When Peter wrote his second letter, his advice was to never add-a-vice to your life. Instead he advised people to add the right ingredients to their faith. He said a compliment of “good character, spiritual understanding, alert discipline, passionate patience, reverent wonder, warm friendliness, and generous love” is a good recipe for life (I Peter 2:5-11).
I encourage you to devise a plan that can de-vice you of your vices, and I advise you to add-a-vise of strength to your faith. When you add a cup of good character, and stir in some spiritual understanding, you might begin to smell the aroma of “passionate patience, reverent wonder, warm friendliness, and generous love,” your life will have a sweet aroma that’s pleasing to God.
A recent article by Bourree Lam was posted to the Atlantic Journal. Lam’s article focused on the economics of buffets and asked the question: “If it costs more, does it taste better?”
To find the answer to the question, three researchers studied 139 diners at an all you can eat (AYCE) buffet:
- Location of the experiment: Italian AYCE buffet in New York
- Time Period: Two weeks
- Criteria: Some of the139 participants were given a flier for an $8 buffet or a $4 buffet with both buffets serving the same food.
- Results: People who ate from the $8 buffet rated the pizza 11% tastier than those who ate from the $4 buffet.
One of the authors of the study, David Just, said: “People set their expectation of taste partially based on the price—and it becomes a self-fulfilling prophecy. If I didn’t pay much it can’t be that good. Moreover, each slice is worse than the last. People really ended up regretting choosing the buffet when it was cheap.”
After reading this article, I wondered about the value of “cheap” faith compared to costly faith:
- Are Christians more satisfied, fulfilled, and happy, when their faith costs them something?
- Is this one reason Solomon wrote, “Whatever your hand finds to do, do it with your might.”
- Is this the secret to the saints of Hebrews 11 who lived vigorous faith-filled lives?

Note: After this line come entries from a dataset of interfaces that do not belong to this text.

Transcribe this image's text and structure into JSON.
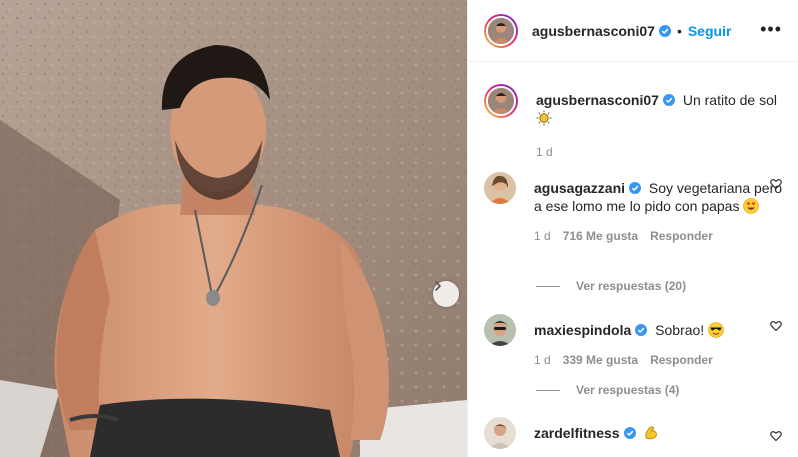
{
  "post": {
    "author": "agusbernasconi07",
    "follow_label": "Seguir",
    "dot": "•",
    "more_label": "•••",
    "caption": "Un ratito de sol",
    "caption_time": "1 d"
  },
  "comments": [
    {
      "user": "agusagazzani",
      "verified": true,
      "text": "Soy vegetariana pero a ese lomo me lo pido con papas",
      "time": "1 d",
      "likes": "716 Me gusta",
      "reply": "Responder",
      "view_replies": "Ver respuestas (20)"
    },
    {
      "user": "maxiespindola",
      "verified": true,
      "text": "Sobrao!",
      "time": "1 d",
      "likes": "339 Me gusta",
      "reply": "Responder",
      "view_replies": "Ver respuestas (4)"
    },
    {
      "user": "zardelfitness",
      "verified": true,
      "text": ""
    }
  ],
  "icons": {
    "verified": "verified-badge-icon",
    "heart": "heart-outline-icon",
    "next": "chevron-right-icon",
    "sun": "sun-emoji",
    "heart_eyes": "heart-eyes-emoji",
    "sunglasses": "sunglasses-emoji",
    "flex": "flexed-biceps-emoji"
  },
  "colors": {
    "link_blue": "#0095f6",
    "verified_blue": "#3897f0",
    "muted": "#8e8e8e",
    "text": "#262626"
  }
}
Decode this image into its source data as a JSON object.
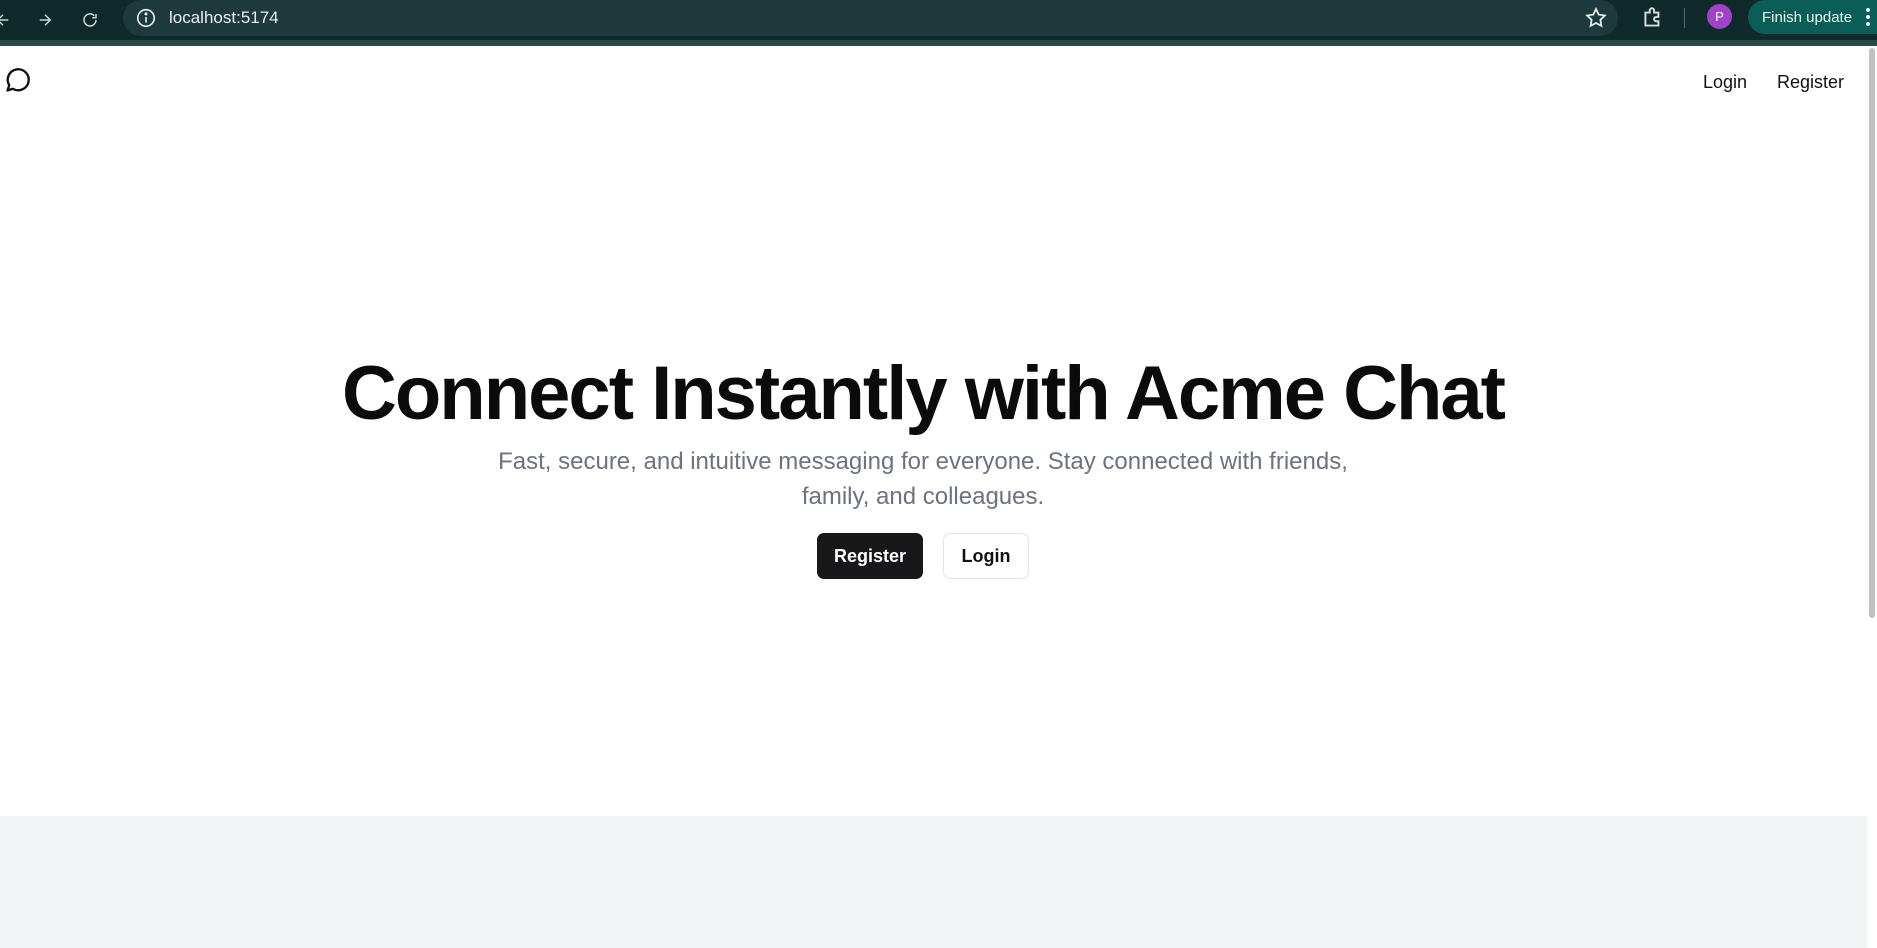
{
  "browser": {
    "url": "localhost:5174",
    "profile_initial": "P",
    "finish_update_label": "Finish update"
  },
  "header": {
    "login_label": "Login",
    "register_label": "Register"
  },
  "hero": {
    "title": "Connect Instantly with Acme Chat",
    "subtitle": "Fast, secure, and intuitive messaging for everyone. Stay connected with friends, family, and colleagues.",
    "register_label": "Register",
    "login_label": "Login"
  },
  "icons": {
    "logo": "message-circle-icon",
    "back": "arrow-left-icon",
    "forward": "arrow-right-icon",
    "reload": "reload-icon",
    "site_info": "info-icon",
    "bookmark": "star-icon",
    "extensions": "puzzle-icon",
    "menu": "more-vertical-icon"
  },
  "colors": {
    "browser_bar": "#10292b",
    "primary_button": "#18181b",
    "subtitle_text": "#6b7280",
    "avatar": "#a142c8",
    "update_button": "#0b5e58"
  }
}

As you prepare to say good-bye to 2014, and enter 2015, let me suggest a New Year’s Resolution: “I resolve to invest more in my life as a Christian, and I will do this by spending more time in prayer, reading my bible, and sharing my faith.”